[Collected data]
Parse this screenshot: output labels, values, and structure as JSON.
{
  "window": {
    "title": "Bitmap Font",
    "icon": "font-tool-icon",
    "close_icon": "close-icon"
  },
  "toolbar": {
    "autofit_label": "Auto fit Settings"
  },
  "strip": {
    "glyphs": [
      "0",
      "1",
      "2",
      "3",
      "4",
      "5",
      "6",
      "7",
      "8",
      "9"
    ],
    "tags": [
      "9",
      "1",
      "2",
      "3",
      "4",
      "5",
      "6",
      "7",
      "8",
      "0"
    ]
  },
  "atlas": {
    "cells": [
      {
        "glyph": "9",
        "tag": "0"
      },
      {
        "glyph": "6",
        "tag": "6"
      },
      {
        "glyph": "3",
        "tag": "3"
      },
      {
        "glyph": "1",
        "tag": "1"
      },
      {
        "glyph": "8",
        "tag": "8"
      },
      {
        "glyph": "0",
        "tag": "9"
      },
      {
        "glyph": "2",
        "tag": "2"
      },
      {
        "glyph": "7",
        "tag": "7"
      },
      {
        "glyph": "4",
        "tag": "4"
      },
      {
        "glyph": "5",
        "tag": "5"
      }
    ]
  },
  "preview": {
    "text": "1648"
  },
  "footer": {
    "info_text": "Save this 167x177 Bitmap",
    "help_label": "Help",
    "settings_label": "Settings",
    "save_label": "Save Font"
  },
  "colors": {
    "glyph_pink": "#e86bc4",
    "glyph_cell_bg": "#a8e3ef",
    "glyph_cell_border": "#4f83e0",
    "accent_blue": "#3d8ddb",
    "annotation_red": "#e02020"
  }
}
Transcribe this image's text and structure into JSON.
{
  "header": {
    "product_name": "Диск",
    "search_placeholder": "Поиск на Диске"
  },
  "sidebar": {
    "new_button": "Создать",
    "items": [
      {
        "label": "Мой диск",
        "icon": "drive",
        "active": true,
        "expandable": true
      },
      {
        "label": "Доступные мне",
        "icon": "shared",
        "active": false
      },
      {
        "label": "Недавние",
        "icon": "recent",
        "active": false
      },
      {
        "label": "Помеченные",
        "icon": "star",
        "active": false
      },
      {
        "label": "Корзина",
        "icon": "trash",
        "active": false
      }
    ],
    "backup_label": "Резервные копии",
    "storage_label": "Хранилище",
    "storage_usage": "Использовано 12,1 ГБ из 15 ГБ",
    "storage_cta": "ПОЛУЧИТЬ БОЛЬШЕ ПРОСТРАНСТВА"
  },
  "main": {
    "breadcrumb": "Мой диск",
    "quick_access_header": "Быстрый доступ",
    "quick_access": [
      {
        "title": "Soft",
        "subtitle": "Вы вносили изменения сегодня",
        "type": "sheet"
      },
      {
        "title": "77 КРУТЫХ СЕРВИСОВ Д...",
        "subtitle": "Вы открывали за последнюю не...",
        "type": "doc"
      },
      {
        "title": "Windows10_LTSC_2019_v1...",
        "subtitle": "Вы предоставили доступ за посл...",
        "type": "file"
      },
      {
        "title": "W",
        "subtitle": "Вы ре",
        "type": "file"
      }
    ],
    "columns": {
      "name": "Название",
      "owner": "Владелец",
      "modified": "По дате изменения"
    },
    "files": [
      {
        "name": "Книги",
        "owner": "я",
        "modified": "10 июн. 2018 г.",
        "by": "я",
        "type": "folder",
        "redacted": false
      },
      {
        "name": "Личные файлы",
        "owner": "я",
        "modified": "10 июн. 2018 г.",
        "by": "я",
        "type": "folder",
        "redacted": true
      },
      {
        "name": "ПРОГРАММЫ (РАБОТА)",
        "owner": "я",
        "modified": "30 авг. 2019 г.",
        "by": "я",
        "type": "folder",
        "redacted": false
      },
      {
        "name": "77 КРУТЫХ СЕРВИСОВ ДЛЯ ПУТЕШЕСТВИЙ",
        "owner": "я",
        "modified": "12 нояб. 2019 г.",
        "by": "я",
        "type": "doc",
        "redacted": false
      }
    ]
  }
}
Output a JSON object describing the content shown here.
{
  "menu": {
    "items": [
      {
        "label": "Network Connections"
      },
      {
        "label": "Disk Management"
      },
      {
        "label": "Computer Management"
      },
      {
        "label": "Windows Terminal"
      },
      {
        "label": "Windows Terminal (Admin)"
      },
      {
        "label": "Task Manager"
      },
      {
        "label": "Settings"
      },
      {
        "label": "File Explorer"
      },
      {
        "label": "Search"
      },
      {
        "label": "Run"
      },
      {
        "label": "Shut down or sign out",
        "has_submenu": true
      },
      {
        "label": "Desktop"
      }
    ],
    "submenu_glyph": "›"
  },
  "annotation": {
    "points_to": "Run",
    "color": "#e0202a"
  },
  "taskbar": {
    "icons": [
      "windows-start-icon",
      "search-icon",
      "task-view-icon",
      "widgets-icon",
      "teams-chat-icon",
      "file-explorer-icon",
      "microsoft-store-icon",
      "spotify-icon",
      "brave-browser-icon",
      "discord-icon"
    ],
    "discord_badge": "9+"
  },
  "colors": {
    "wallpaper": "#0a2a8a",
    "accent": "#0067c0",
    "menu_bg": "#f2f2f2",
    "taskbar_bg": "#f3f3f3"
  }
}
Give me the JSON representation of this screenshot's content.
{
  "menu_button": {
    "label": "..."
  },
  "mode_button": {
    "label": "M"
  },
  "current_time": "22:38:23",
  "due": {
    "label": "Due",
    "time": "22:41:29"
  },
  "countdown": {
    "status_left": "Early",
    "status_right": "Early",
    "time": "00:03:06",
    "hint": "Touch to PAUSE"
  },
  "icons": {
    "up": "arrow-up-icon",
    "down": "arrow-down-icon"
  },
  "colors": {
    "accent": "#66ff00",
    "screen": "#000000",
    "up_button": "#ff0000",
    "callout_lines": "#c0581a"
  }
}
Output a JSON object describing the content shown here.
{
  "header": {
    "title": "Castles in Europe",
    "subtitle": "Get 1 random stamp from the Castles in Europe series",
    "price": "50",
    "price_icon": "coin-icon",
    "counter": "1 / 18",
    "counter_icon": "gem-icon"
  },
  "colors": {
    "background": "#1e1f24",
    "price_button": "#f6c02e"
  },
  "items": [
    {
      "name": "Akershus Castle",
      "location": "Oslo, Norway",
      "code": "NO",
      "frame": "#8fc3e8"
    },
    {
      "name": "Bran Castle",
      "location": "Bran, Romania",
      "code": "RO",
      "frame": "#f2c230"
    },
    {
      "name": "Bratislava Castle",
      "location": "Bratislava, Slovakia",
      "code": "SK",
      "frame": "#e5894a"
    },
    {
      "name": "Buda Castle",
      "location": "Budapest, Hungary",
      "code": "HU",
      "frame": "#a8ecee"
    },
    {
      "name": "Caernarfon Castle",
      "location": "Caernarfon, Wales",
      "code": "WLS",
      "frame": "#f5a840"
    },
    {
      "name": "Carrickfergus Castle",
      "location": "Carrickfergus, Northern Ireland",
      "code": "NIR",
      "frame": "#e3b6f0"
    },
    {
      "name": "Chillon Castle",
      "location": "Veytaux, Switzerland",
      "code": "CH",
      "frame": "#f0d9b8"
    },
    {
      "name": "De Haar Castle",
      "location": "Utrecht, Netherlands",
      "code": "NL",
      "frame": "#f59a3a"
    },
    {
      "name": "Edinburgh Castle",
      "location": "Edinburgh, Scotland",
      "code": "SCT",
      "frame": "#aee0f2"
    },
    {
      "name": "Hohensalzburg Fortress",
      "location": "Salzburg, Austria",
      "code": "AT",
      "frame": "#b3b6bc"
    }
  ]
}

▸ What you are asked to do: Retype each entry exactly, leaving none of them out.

▸ Problem solution:
Parse this screenshot: output labels, values, and structure as JSON.
{
  "window": {
    "title": "Bitmap Font",
    "icon": "font-tool-icon",
    "close_icon": "close-icon"
  },
  "toolbar": {
    "autofit_label": "Auto fit Settings"
  },
  "strip": {
    "glyphs": [
      "0",
      "1",
      "2",
      "3",
      "4",
      "5",
      "6",
      "7",
      "8",
      "9"
    ],
    "tags": [
      "9",
      "1",
      "2",
      "3",
      "4",
      "5",
      "6",
      "7",
      "8",
      "0"
    ]
  },
  "atlas": {
    "cells": [
      {
        "glyph": "9",
        "tag": "0"
      },
      {
        "glyph": "6",
        "tag": "6"
      },
      {
        "glyph": "3",
        "tag": "3"
      },
      {
        "glyph": "1",
        "tag": "1"
      },
      {
        "glyph": "8",
        "tag": "8"
      },
      {
        "glyph": "0",
        "tag": "9"
      },
      {
        "glyph": "2",
        "tag": "2"
      },
      {
        "glyph": "7",
        "tag": "7"
      },
      {
        "glyph": "4",
        "tag": "4"
      },
      {
        "glyph": "5",
        "tag": "5"
      }
    ]
  },
  "preview": {
    "text": "1648"
  },
  "footer": {
    "info_text": "Save this 167x177 Bitmap",
    "help_label": "Help",
    "settings_label": "Settings",
    "save_label": "Save Font"
  },
  "colors": {
    "glyph_pink": "#e86bc4",
    "glyph_cell_bg": "#a8e3ef",
    "glyph_cell_border": "#4f83e0",
    "accent_blue": "#3d8ddb",
    "annotation_red": "#e02020"
  }
}
Transcribe this image's text and structure into JSON.
{
  "header": {
    "product_name": "Диск",
    "search_placeholder": "Поиск на Диске"
  },
  "sidebar": {
    "new_button": "Создать",
    "items": [
      {
        "label": "Мой диск",
        "icon": "drive",
        "active": true,
        "expandable": true
      },
      {
        "label": "Доступные мне",
        "icon": "shared",
        "active": false
      },
      {
        "label": "Недавние",
        "icon": "recent",
        "active": false
      },
      {
        "label": "Помеченные",
        "icon": "star",
        "active": false
      },
      {
        "label": "Корзина",
        "icon": "trash",
        "active": false
      }
    ],
    "backup_label": "Резервные копии",
    "storage_label": "Хранилище",
    "storage_usage": "Использовано 12,1 ГБ из 15 ГБ",
    "storage_cta": "ПОЛУЧИТЬ БОЛЬШЕ ПРОСТРАНСТВА"
  },
  "main": {
    "breadcrumb": "Мой диск",
    "quick_access_header": "Быстрый доступ",
    "quick_access": [
      {
        "title": "Soft",
        "subtitle": "Вы вносили изменения сегодня",
        "type": "sheet"
      },
      {
        "title": "77 КРУТЫХ СЕРВИСОВ Д...",
        "subtitle": "Вы открывали за последнюю не...",
        "type": "doc"
      },
      {
        "title": "Windows10_LTSC_2019_v1...",
        "subtitle": "Вы предоставили доступ за посл...",
        "type": "file"
      },
      {
        "title": "W",
        "subtitle": "Вы ре",
        "type": "file"
      }
    ],
    "columns": {
      "name": "Название",
      "owner": "Владелец",
      "modified": "По дате изменения"
    },
    "files": [
      {
        "name": "Книги",
        "owner": "я",
        "modified": "10 июн. 2018 г.",
        "by": "я",
        "type": "folder",
        "redacted": false
      },
      {
        "name": "Личные файлы",
        "owner": "я",
        "modified": "10 июн. 2018 г.",
        "by": "я",
        "type": "folder",
        "redacted": true
      },
      {
        "name": "ПРОГРАММЫ (РАБОТА)",
        "owner": "я",
        "modified": "30 авг. 2019 г.",
        "by": "я",
        "type": "folder",
        "redacted": false
      },
      {
        "name": "77 КРУТЫХ СЕРВИСОВ ДЛЯ ПУТЕШЕСТВИЙ",
        "owner": "я",
        "modified": "12 нояб. 2019 г.",
        "by": "я",
        "type": "doc",
        "redacted": false
      }
    ]
  }
}
Output a JSON object describing the content shown here.
{
  "menu": {
    "items": [
      {
        "label": "Network Connections"
      },
      {
        "label": "Disk Management"
      },
      {
        "label": "Computer Management"
      },
      {
        "label": "Windows Terminal"
      },
      {
        "label": "Windows Terminal (Admin)"
      },
      {
        "label": "Task Manager"
      },
      {
        "label": "Settings"
      },
      {
        "label": "File Explorer"
      },
      {
        "label": "Search"
      },
      {
        "label": "Run"
      },
      {
        "label": "Shut down or sign out",
        "has_submenu": true
      },
      {
        "label": "Desktop"
      }
    ],
    "submenu_glyph": "›"
  },
  "annotation": {
    "points_to": "Run",
    "color": "#e0202a"
  },
  "taskbar": {
    "icons": [
      "windows-start-icon",
      "search-icon",
      "task-view-icon",
      "widgets-icon",
      "teams-chat-icon",
      "file-explorer-icon",
      "microsoft-store-icon",
      "spotify-icon",
      "brave-browser-icon",
      "discord-icon"
    ],
    "discord_badge": "9+"
  },
  "colors": {
    "wallpaper": "#0a2a8a",
    "accent": "#0067c0",
    "menu_bg": "#f2f2f2",
    "taskbar_bg": "#f3f3f3"
  }
}
Give me the JSON representation of this screenshot's content.
{
  "menu_button": {
    "label": "..."
  },
  "mode_button": {
    "label": "M"
  },
  "current_time": "22:38:23",
  "due": {
    "label": "Due",
    "time": "22:41:29"
  },
  "countdown": {
    "status_left": "Early",
    "status_right": "Early",
    "time": "00:03:06",
    "hint": "Touch to PAUSE"
  },
  "icons": {
    "up": "arrow-up-icon",
    "down": "arrow-down-icon"
  },
  "colors": {
    "accent": "#66ff00",
    "screen": "#000000",
    "up_button": "#ff0000",
    "callout_lines": "#c0581a"
  }
}
Output a JSON object describing the content shown here.
{
  "header": {
    "title": "Castles in Europe",
    "subtitle": "Get 1 random stamp from the Castles in Europe series",
    "price": "50",
    "price_icon": "coin-icon",
    "counter": "1 / 18",
    "counter_icon": "gem-icon"
  },
  "colors": {
    "background": "#1e1f24",
    "price_button": "#f6c02e"
  },
  "items": [
    {
      "name": "Akershus Castle",
      "location": "Oslo, Norway",
      "code": "NO",
      "frame": "#8fc3e8"
    },
    {
      "name": "Bran Castle",
      "location": "Bran, Romania",
      "code": "RO",
      "frame": "#f2c230"
    },
    {
      "name": "Bratislava Castle",
      "location": "Bratislava, Slovakia",
      "code": "SK",
      "frame": "#e5894a"
    },
    {
      "name": "Buda Castle",
      "location": "Budapest, Hungary",
      "code": "HU",
      "frame": "#a8ecee"
    },
    {
      "name": "Caernarfon Castle",
      "location": "Caernarfon, Wales",
      "code": "WLS",
      "frame": "#f5a840"
    },
    {
      "name": "Carrickfergus Castle",
      "location": "Carrickfergus, Northern Ireland",
      "code": "NIR",
      "frame": "#e3b6f0"
    },
    {
      "name": "Chillon Castle",
      "location": "Veytaux, Switzerland",
      "code": "CH",
      "frame": "#f0d9b8"
    },
    {
      "name": "De Haar Castle",
      "location": "Utrecht, Netherlands",
      "code": "NL",
      "frame": "#f59a3a"
    },
    {
      "name": "Edinburgh Castle",
      "location": "Edinburgh, Scotland",
      "code": "SCT",
      "frame": "#aee0f2"
    },
    {
      "name": "Hohensalzburg Fortress",
      "location": "Salzburg, Austria",
      "code": "AT",
      "frame": "#b3b6bc"
    }
  ]
}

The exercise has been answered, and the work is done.